We fret about airport scanners, power lines, cell phones and even microwaves. It's true that we get too much radiation. But it's not from those sources -- it's from too many medical tests.
Americans get the most medical radiation in the world, even more than folks in other rich countries. The U.S. accounts for half of the most advanced procedures that use radiation, and the average American's dose has grown sixfold over the last couple of decades.
Too much radiation raises the risk of cancer. That risk is growing because people in everyday situations are getting imaging tests far too often. Like the New Hampshire teen who was about to get a CT scan to check for kidney stones until a radiologist, Dr. Steven Birnbaum, discovered he'd already had 14 of these powerful X-rays for previous episodes. Adding up the total dose, "I was horrified" at the cancer risk it posed, Birnbaum said.
After his own daughter, Molly, was given too many scans following a car accident, Birnbaum took action: He asked the two hospitals where he works to watch for any patients who had had 10 or more CT scans, or patients under 40 who had had five -- clearly dangerous amounts. They found 50 people over a three-year period, including a young woman with 31 abdominal scans.
When other radiologists tell him they've never found such a case, Birnbaum replies: "That tells me you haven't looked."
Of the many ways Americans are overtested and overtreated, imaging is one of the most common and insidious.
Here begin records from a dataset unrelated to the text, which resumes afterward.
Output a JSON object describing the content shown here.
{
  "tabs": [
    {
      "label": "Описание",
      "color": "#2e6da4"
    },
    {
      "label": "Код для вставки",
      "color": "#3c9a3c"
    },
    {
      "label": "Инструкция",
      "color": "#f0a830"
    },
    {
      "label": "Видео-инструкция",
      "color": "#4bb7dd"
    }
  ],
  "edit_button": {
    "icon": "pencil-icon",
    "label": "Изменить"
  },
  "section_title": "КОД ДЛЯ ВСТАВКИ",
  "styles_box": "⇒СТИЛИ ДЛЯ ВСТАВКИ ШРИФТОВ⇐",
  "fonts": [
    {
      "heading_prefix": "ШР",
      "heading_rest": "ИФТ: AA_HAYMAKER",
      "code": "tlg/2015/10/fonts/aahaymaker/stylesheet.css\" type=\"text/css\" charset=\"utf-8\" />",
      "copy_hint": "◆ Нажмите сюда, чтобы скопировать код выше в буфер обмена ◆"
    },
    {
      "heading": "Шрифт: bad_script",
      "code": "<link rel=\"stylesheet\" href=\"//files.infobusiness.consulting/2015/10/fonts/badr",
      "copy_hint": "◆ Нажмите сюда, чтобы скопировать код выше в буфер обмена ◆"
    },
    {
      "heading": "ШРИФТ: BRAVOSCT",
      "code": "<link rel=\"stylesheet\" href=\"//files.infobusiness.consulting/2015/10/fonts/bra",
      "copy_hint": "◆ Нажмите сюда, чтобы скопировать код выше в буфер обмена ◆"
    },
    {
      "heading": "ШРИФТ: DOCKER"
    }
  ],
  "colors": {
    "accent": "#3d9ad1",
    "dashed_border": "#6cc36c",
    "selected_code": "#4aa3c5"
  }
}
CT scans -- "super X-rays" that give fast, extremely detailed images -- have soared in use over the last decade, often replacing tests that don't require radiation, such as ultrasound and MRI, or magnetic resonance imaging.
Radiation is a hidden danger -- you don't feel it when you get it, and any damage usually doesn't show up for years. Taken individually, tests that use radiation pose little risk. Over time, though, the dose accumulates.
Doctors don't keep track of radiation given their patients -- they order a test, not a dose. Except for mammograms, there are no federal rules on radiation dose. Children and young women, who are most vulnerable to radiation harm, sometimes get too much at busy imaging centers that don't adjust doses for each patient's size.
That may soon change. In interviews with The Associated Press, U.S. Food and Drug Administration officials described steps in the works, including possibly requiring device makers to print the radiation dose on each X-ray or other image so patients and doctors can see how much was given.
The FDA also is pushing industry and doctors to set standard doses for common tests such as CT scans.
"We are considering requirements and guidelines for record-keeping of dose and other technical parameters of the imaging exam," said Sean Boyd, chief of the FDA's diagnostic devices branch.
A near-term goal: developing a "radiation medical record" to track dose from cradle to grave.
"One of the ways we could improve care is if we had a running sort of Geiger counter" that a doctor checked before ordering a test, said Dr. Prashant Kaul of Duke University.
He led an eye-opening study that found that U.S. heart attack patients get the radiation equivalent of 850 chest X-rays over the first few days they are in the hospital -- much of it for repeat tests that may not have been needed.
How much radiation is risky?
It's hard to say. The best guess is based on the 1986 Chernobyl nuclear power plant accident and studies of Japanese atomic bomb survivors who had excess cancer risk after exposures of 50 to 150 millisieverts (a measure of dose) of radiation.